A webcam has been added to the chassis in these pictures, though it is not yet integrated into the system. (Keep checking the build diary!)
Step 3: Fifteen Minutes of Internet Fame
Here’s the video of the Raspberry Tank’s first day out!
Wow, this looks a lot like these 2 tank of mine that I hacked:
The 1st time I went down your path and tried to keep the existing electronics. However I couldn't reverse engineer the comm codes, so I simply connected my Arduino (and then FEZ Domino) directly on the the control pins:
The 2nd time, I completely replaced ALL the electronics with my own motor drivers, controled by an Arduino, which in turn is controlled by the main brain,a Lego NXT (with LeJOS running).

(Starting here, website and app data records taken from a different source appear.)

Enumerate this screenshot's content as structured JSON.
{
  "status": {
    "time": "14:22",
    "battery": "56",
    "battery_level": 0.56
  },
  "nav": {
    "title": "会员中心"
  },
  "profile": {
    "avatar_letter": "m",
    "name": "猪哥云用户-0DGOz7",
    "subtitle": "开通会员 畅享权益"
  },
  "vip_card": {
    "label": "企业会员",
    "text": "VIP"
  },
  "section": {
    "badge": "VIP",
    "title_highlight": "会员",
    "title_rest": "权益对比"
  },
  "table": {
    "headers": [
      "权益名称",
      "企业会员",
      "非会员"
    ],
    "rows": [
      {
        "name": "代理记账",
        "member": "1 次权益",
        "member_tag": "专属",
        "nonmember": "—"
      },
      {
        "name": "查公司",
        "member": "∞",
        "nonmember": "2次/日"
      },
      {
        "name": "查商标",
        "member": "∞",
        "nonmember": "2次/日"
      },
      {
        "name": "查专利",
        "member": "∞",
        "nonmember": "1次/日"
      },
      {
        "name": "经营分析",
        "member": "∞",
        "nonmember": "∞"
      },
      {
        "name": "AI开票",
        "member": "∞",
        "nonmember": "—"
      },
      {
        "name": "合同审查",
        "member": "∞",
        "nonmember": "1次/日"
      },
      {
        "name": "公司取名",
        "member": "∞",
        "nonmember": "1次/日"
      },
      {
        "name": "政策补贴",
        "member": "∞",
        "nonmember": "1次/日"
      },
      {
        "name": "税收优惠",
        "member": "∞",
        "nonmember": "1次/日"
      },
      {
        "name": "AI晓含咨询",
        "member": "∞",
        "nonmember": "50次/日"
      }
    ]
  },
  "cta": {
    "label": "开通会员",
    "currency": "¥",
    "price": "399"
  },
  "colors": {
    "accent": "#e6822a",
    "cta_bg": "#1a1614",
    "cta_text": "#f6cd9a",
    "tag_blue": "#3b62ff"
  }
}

You must have already seen this 2nd version, it's already been featured on hackaday, and I find it pretty cool as you can really control anything, and it also has an IR camera which allows it to rack IR targets...
In any case, cool project and this motivates me to go back to using the original electronics eventually...
If you use an UVC compatible webcamera (or some kind of camera which can produce raw JPG frames) you can use the mjpg-streamer for streaming video. Using it you can stream live video with low CPU load.
trandi: I did see your second build on Hack a Day, it almost swayed me towards doing all the internal electronics myself! I'm not too hot on power electronics and motor control though, so I decided just to tap in on the digital side. Your tank does seem to have much smoother motor control than mine, though, so I might end up going down that route in future.
Miklós: Thanks! I don't know much about the webcam's capabilities under Linux yet (I just read on the forum that it was compatible with the Pi), but assuming it can output something sensible, that looks like a good way of incorporating video into the web UI.
you cant hear what your saying in the video
I'm not saying anything important! I was just mucking around with it, not trying to explain what was going on.